Genesis 1:26-29; 2:18-25; Matthew 5:27-30; 1 Thess 4:3-4

Article 5: Bias

We affirm that, as a tool created by humans, AI will be inherently subject to bias and that these biases must be accounted for, minimized, or removed through continual human oversight and discretion. AI should be designed and used in such ways that treat all human beings as having equal worth and dignity. AI should be utilized as a tool to identify and eliminate bias inherent in human decision-making.

We deny that AI should be designed or used in ways that violate the fundamental principle of human dignity for all people. Neither should AI be used in ways that reinforce or further any ideology or agenda, seeking to subjugate human autonomy under the power of the state.

Micah 6:8; John 13:34; Galatians 3:28-29; 5:13-14; Philippians 2:3-4; Romans 12:10

Article 4: Medicine

We affirm that AI-related advances in medical technologies are expressions of God’s common grace through and for people created in His image and that these advances will increase our capacity to provide enhanced medical diagnostics and therapeutic interventions as we seek to care for all people. These advances should be guided by basic principles of medical ethics, including beneficence, non-maleficence, autonomy, and justice, which are all consistent with the biblical principle of loving our neighbor.

We deny that death and disease—effects of the Fall—can ultimately be eradicated apart from Jesus Christ. Utilitarian applications regarding healthcare distribution should not override the dignity of human life. Fur- 3 thermore, we reject the materialist and consequentialist worldview that understands medical applications of AI as a means of improving, changing, or completing human beings.

Matthew 5:45; John 11:25-26; 1 Corinthians 15:55-57; Galatians 6:2; Philippians 2:4

Article 3: Relationship of AI & Humanity

We affirm the use of AI to inform and aid human reasoning and moral decision-making because it is a tool that excels at processing data and making determinations, which often mimics or exceeds human ability. While AI excels in data-based computation, technology is incapable of possessing the capacity for moral agency or responsibility.

We deny that humans can or should cede our moral accountability or responsibilities to any form of AI that will ever be created. Only humanity will be judged by God on the basis of our actions and that of the tools we create. While technology can be created with a moral use in view, it is not a moral agent. Humans alone bear the responsibility for moral decision making.

Romans 2:6-8; Galatians 5:19-21; 2 Peter 1:5-8; 1 John 2:1

Article 2: AI as Technology

We affirm that the development of AI is a demonstration of the unique creative abilities of human beings. When AI is employed in accordance with God’s moral will, it is an example of man’s obedience to the divine command to steward creation and to honor Him. We believe in innovation for the glory of God, the sake of human flourishing, and the love of neighbor.

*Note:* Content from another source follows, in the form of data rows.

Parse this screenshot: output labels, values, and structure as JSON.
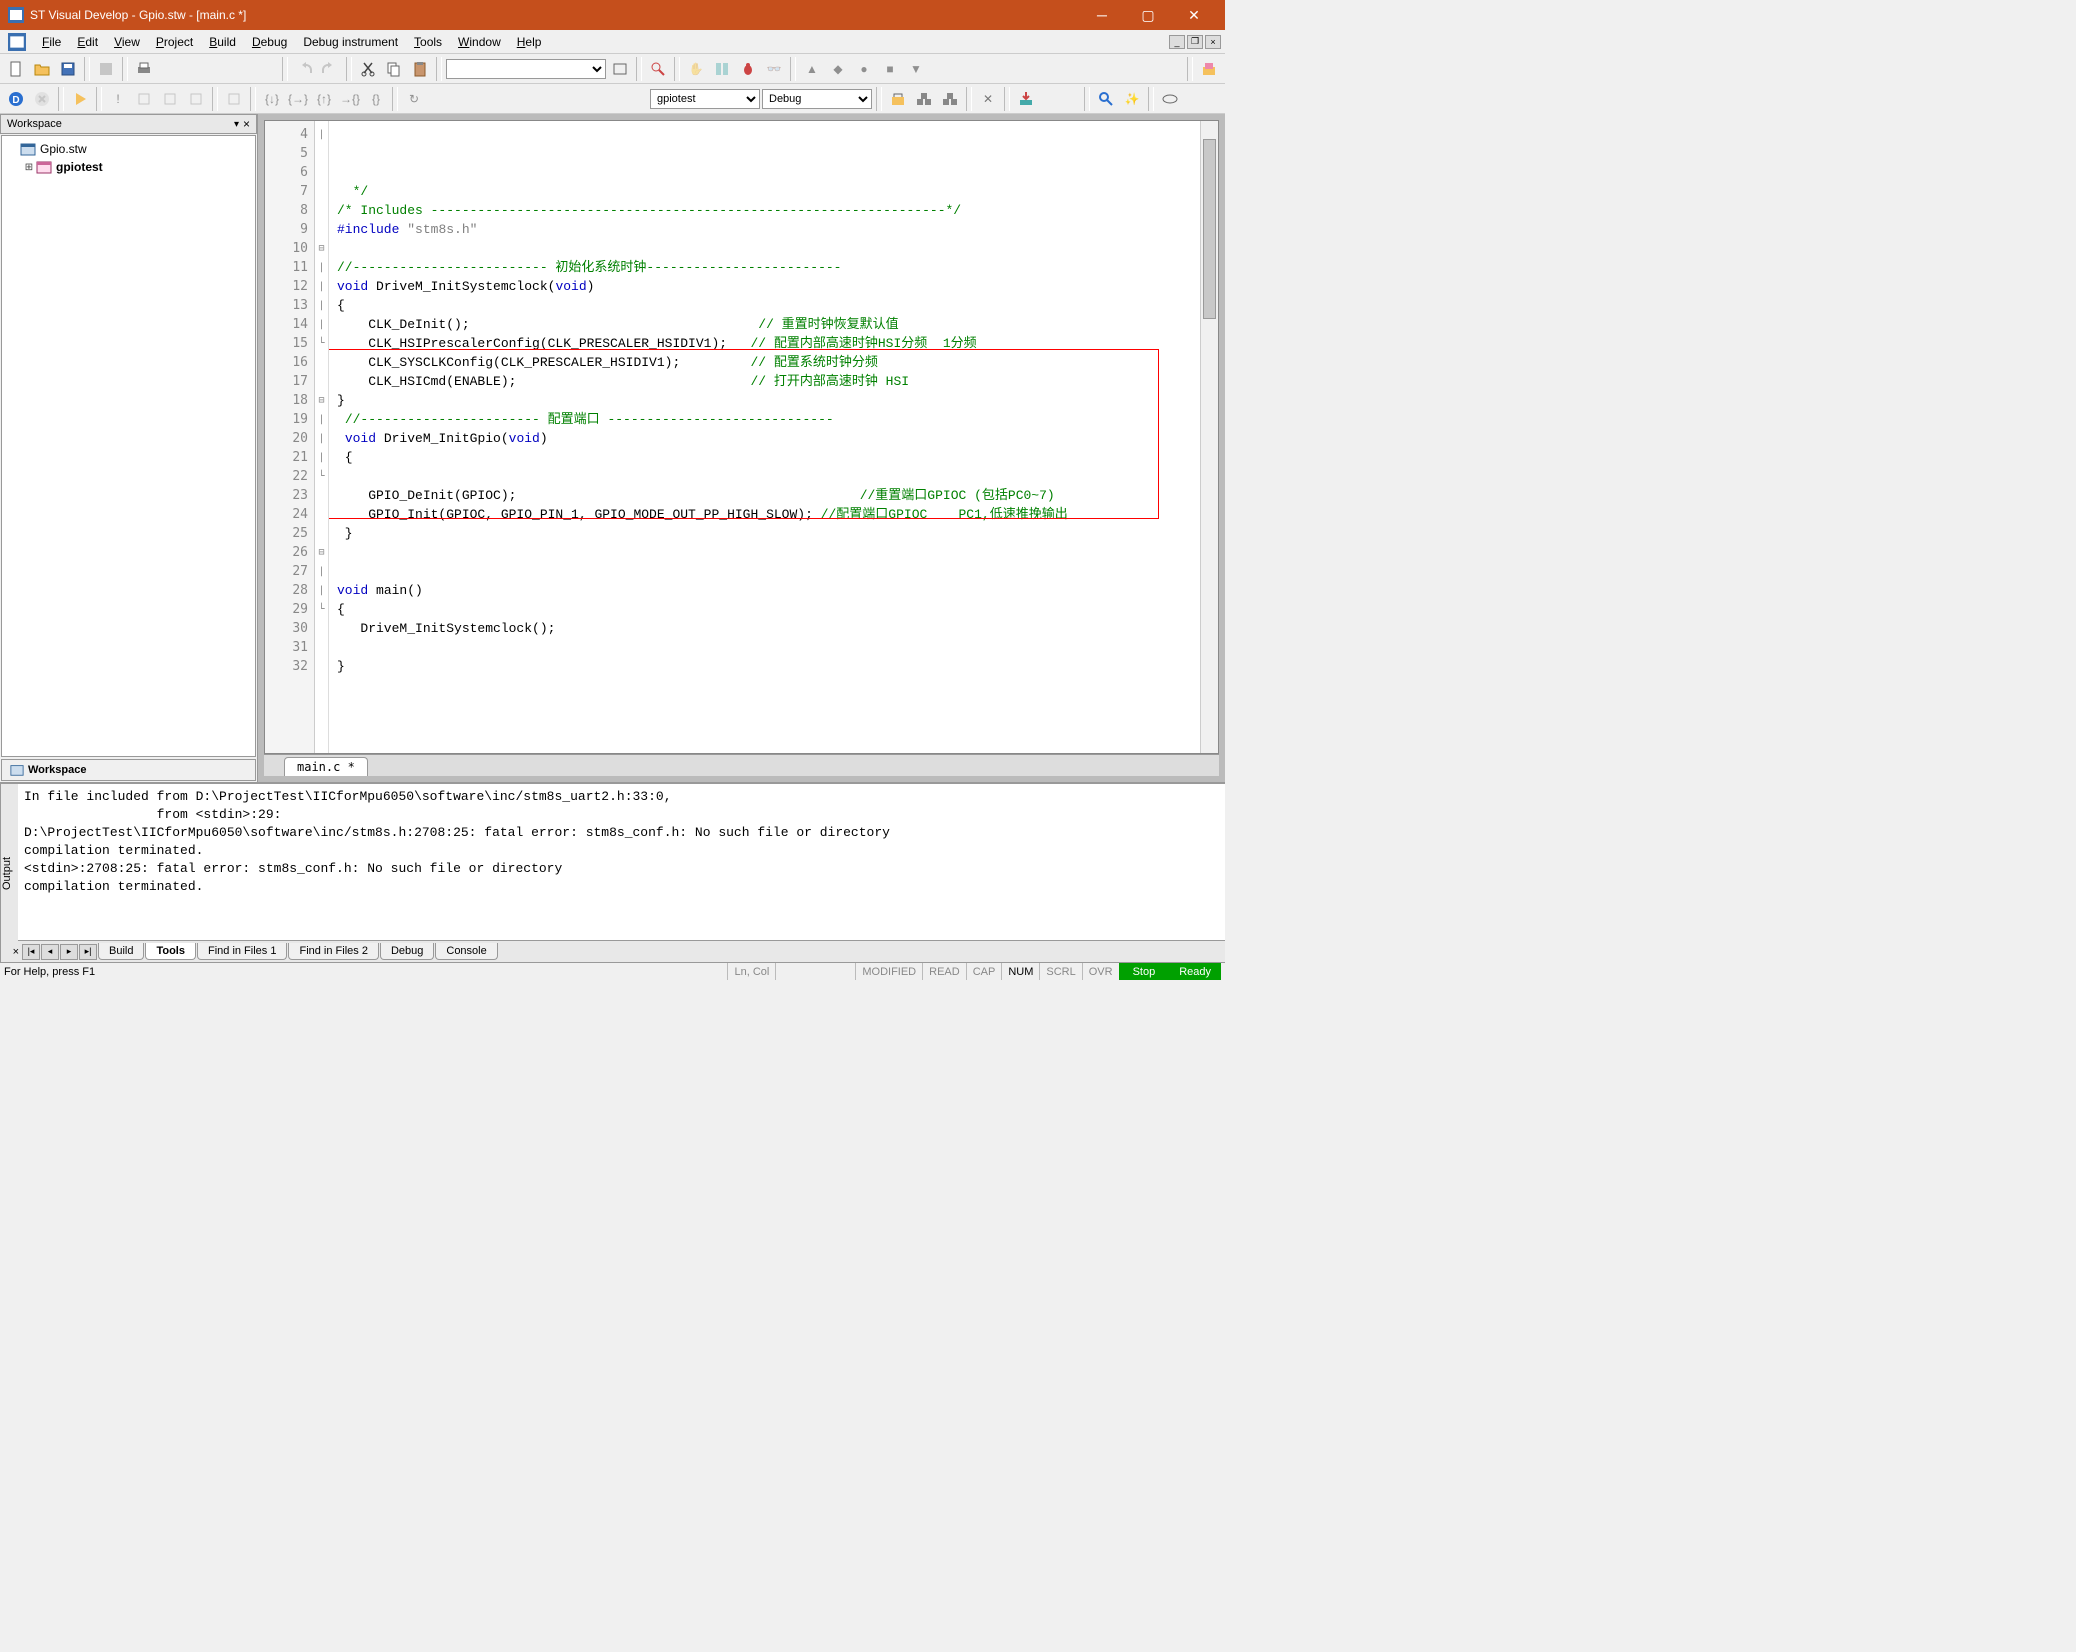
{
  "title": "ST Visual Develop - Gpio.stw - [main.c *]",
  "menu": {
    "file": "File",
    "edit": "Edit",
    "view": "View",
    "project": "Project",
    "build": "Build",
    "debug": "Debug",
    "debug_instrument": "Debug instrument",
    "tools": "Tools",
    "window": "Window",
    "help": "Help"
  },
  "workspace": {
    "header": "Workspace",
    "root": "Gpio.stw",
    "project": "gpiotest",
    "tab": "Workspace"
  },
  "combos": {
    "target": "gpiotest",
    "config": "Debug"
  },
  "editor": {
    "tab": "main.c *",
    "lines": [
      {
        "n": 4,
        "fold": "|",
        "html": "  <span class='c-comment'>*/</span>"
      },
      {
        "n": 5,
        "fold": "",
        "html": "<span class='c-comment'>/* Includes ------------------------------------------------------------------*/</span>"
      },
      {
        "n": 6,
        "fold": "",
        "html": "<span class='c-pp'>#include</span> <span class='c-str'>\"stm8s.h\"</span>"
      },
      {
        "n": 7,
        "fold": "",
        "html": ""
      },
      {
        "n": 8,
        "fold": "",
        "html": "<span class='c-comment'>//------------------------- 初始化系统时钟-------------------------</span>"
      },
      {
        "n": 9,
        "fold": "",
        "html": "<span class='c-kw'>void</span> DriveM_InitSystemclock(<span class='c-kw'>void</span>)"
      },
      {
        "n": 10,
        "fold": "⊟",
        "html": "{"
      },
      {
        "n": 11,
        "fold": "|",
        "html": "    CLK_DeInit();                                     <span class='c-comment'>// 重置时钟恢复默认值</span>"
      },
      {
        "n": 12,
        "fold": "|",
        "html": "    CLK_HSIPrescalerConfig(CLK_PRESCALER_HSIDIV1);   <span class='c-comment'>// 配置内部高速时钟HSI分频  1分频</span>"
      },
      {
        "n": 13,
        "fold": "|",
        "html": "    CLK_SYSCLKConfig(CLK_PRESCALER_HSIDIV1);         <span class='c-comment'>// 配置系统时钟分频</span>"
      },
      {
        "n": 14,
        "fold": "|",
        "html": "    CLK_HSICmd(ENABLE);                              <span class='c-comment'>// 打开内部高速时钟 HSI</span>"
      },
      {
        "n": 15,
        "fold": "└",
        "html": "}"
      },
      {
        "n": 16,
        "fold": "",
        "html": " <span class='c-comment'>//----------------------- 配置端口 -----------------------------</span>"
      },
      {
        "n": 17,
        "fold": "",
        "html": " <span class='c-kw'>void</span> DriveM_InitGpio(<span class='c-kw'>void</span>)"
      },
      {
        "n": 18,
        "fold": "⊟",
        "html": " {"
      },
      {
        "n": 19,
        "fold": "|",
        "html": ""
      },
      {
        "n": 20,
        "fold": "|",
        "html": "    GPIO_DeInit(GPIOC);                                            <span class='c-comment'>//重置端口GPIOC (包括PC0~7)</span>"
      },
      {
        "n": 21,
        "fold": "|",
        "html": "    GPIO_Init(GPIOC, GPIO_PIN_1, GPIO_MODE_OUT_PP_HIGH_SLOW); <span class='c-comment'>//配置端口GPIOC    PC1,低速推挽输出</span>"
      },
      {
        "n": 22,
        "fold": "└",
        "html": " }"
      },
      {
        "n": 23,
        "fold": "",
        "html": ""
      },
      {
        "n": 24,
        "fold": "",
        "html": ""
      },
      {
        "n": 25,
        "fold": "",
        "html": "<span class='c-kw'>void</span> main()"
      },
      {
        "n": 26,
        "fold": "⊟",
        "html": "{"
      },
      {
        "n": 27,
        "fold": "|",
        "html": "   DriveM_InitSystemclock();"
      },
      {
        "n": 28,
        "fold": "|",
        "html": ""
      },
      {
        "n": 29,
        "fold": "└",
        "html": "}"
      },
      {
        "n": 30,
        "fold": "",
        "html": ""
      },
      {
        "n": 31,
        "fold": "",
        "html": ""
      },
      {
        "n": 32,
        "fold": "",
        "html": ""
      }
    ]
  },
  "output": {
    "text": "In file included from D:\\ProjectTest\\IICforMpu6050\\software\\inc/stm8s_uart2.h:33:0,\n                 from <stdin>:29:\nD:\\ProjectTest\\IICforMpu6050\\software\\inc/stm8s.h:2708:25: fatal error: stm8s_conf.h: No such file or directory\ncompilation terminated.\n<stdin>:2708:25: fatal error: stm8s_conf.h: No such file or directory\ncompilation terminated.",
    "tabs": [
      "Build",
      "Tools",
      "Find in Files 1",
      "Find in Files 2",
      "Debug",
      "Console"
    ],
    "active_tab": "Tools",
    "side_label": "Output"
  },
  "status": {
    "help": "For Help, press F1",
    "lncol": "Ln, Col",
    "modified": "MODIFIED",
    "read": "READ",
    "cap": "CAP",
    "num": "NUM",
    "scrl": "SCRL",
    "ovr": "OVR",
    "stop": "Stop",
    "ready": "Ready"
  }
}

While we acknowledge the reality of the Fall and its consequences on human nature and human innovation, technology can be used in society to uphold human dignity. As a part of our God-given creative nature, human beings should develop and harness technology in ways that lead to greater flourishing and the alleviation of human suffering.

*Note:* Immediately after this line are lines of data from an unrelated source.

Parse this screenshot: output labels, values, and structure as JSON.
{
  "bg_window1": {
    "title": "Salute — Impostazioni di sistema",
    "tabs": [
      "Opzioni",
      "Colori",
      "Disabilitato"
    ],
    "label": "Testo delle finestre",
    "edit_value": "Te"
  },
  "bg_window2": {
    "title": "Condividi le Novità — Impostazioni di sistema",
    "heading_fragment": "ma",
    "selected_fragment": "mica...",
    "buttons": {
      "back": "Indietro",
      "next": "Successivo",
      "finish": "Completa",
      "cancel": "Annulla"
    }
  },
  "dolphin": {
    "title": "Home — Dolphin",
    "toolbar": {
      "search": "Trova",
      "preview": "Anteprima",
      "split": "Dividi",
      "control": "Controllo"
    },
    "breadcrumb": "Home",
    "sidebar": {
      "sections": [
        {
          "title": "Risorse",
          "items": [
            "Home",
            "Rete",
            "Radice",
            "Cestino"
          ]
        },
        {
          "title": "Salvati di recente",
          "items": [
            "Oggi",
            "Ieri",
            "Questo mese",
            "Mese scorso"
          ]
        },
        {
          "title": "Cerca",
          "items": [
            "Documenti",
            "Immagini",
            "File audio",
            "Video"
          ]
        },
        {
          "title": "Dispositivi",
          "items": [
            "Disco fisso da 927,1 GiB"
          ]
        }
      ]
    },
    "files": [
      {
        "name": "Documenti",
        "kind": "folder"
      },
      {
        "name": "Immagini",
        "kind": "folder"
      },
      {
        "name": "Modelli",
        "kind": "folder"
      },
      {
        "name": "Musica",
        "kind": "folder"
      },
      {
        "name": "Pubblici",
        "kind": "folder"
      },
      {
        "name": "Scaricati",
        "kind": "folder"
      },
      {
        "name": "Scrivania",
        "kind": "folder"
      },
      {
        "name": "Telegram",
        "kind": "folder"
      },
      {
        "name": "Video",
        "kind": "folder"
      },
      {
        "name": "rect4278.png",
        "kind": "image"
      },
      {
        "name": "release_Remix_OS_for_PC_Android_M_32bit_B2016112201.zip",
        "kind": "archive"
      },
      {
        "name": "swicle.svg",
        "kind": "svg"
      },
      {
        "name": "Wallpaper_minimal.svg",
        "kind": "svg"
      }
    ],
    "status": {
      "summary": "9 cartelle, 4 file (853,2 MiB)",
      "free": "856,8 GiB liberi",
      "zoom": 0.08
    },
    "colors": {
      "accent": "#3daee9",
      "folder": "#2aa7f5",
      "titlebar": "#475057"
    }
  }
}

We deny that the use of AI is morally neutral. It is not worthy of man’s hope, worship, or love. Since the Lord Jesus alone can atone for sin and reconcile humanity to its Creator, technology such as AI cannot fulfill humanity’s ultimate needs. We further deny the goodness and benefit of any application of AI that devalues or degrades the dignity and worth of another human being. 

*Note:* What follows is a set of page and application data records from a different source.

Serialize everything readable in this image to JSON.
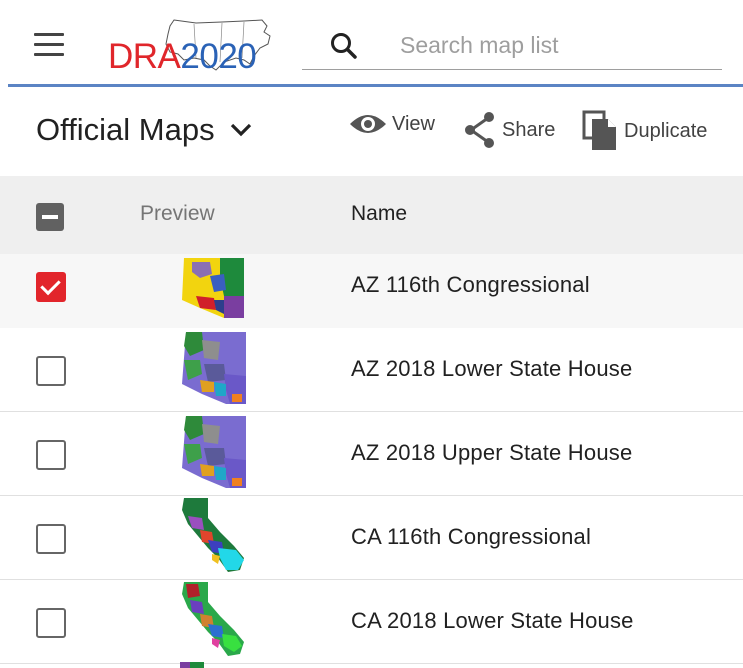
{
  "header": {
    "logo_prefix": "DRA",
    "logo_year": "2020",
    "search_placeholder": "Search map list"
  },
  "toolbar": {
    "map_list_title": "Official Maps",
    "view_label": "View",
    "share_label": "Share",
    "duplicate_label": "Duplicate"
  },
  "table": {
    "columns": {
      "preview": "Preview",
      "name": "Name"
    },
    "rows": [
      {
        "name": "AZ 116th Congressional",
        "checked": true,
        "state": "AZ"
      },
      {
        "name": "AZ 2018 Lower State House",
        "checked": false,
        "state": "AZ"
      },
      {
        "name": "AZ 2018 Upper State House",
        "checked": false,
        "state": "AZ"
      },
      {
        "name": "CA 116th Congressional",
        "checked": false,
        "state": "CA"
      },
      {
        "name": "CA 2018 Lower State House",
        "checked": false,
        "state": "CA"
      }
    ]
  },
  "colors": {
    "accent_red": "#e2252b",
    "brand_blue": "#2a62b6",
    "header_rule": "#5b84c4"
  }
}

Genesis 2:25; Exodus 20:3; 31:1-11; Proverbs 16:4; Matthew 22:37-40; Romans 3:23

Article 1: Image of God

We affirm that God created each human being in His image with intrinsic and equal worth, dignity, and moral agency, distinct from all creation, and that humanity’s creativity is intended to reflect God’s creative pattern.

We deny that any part of creation, including any form of technology, should ever be used to usurp or subvert the dominion and stewardship which has been entrusted solely to humanity by God; nor should technology be assigned a level of human identity, worth, dignity, or moral agency.

Genesis 1:26-28; 5:1-2; Isaiah 43:6-7; Jeremiah 1:5; John 13:34; Colossians 1:16; 3:10; Ephesians 4:24